Implications of the
In the previous chapter I argued that reconstructive critical hermeneutics was an attempt to provide a synthesis between the competing approaches of Marxist critical theory and hermeneutics. In the 1960s and 1970s the debate on the philosophical foundations of the social sciences was primarily formed around positivism and the understanding/explanation controversy. Habermas and Apel argued, as we have seen in the previous chapter, that neither an exclusively Marxist critical theory nor a hermeneuticalinterpretative approach was an alternative to positivism and its modern neo-positivist successors, such as Popper’s critical rationalism. While these debates were mostly conducted in Germany and circles in North American universities with strong links with German thought, at about the same a new post-positivist debate was emerging in France which quickly spread to Francophile universities in North America and also had a major impact on British theorists.
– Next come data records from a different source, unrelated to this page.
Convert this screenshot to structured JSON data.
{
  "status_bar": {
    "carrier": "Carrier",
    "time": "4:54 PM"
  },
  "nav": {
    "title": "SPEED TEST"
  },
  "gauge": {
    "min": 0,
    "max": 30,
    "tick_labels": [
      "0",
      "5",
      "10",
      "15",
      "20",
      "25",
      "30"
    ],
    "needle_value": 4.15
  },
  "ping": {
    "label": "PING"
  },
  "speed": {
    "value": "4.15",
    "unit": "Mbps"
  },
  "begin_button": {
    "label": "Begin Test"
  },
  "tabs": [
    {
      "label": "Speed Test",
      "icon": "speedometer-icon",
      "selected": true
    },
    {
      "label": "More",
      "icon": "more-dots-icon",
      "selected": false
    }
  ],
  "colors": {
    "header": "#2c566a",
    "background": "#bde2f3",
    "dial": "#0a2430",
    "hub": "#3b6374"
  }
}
This new philosophy goes by various names - poststructuralism, deconstructionism, postmodernism - and is not merely an attack on positivism but argues for the abandonment of the entire intellectual culture of modernity, and in particular of Marxism.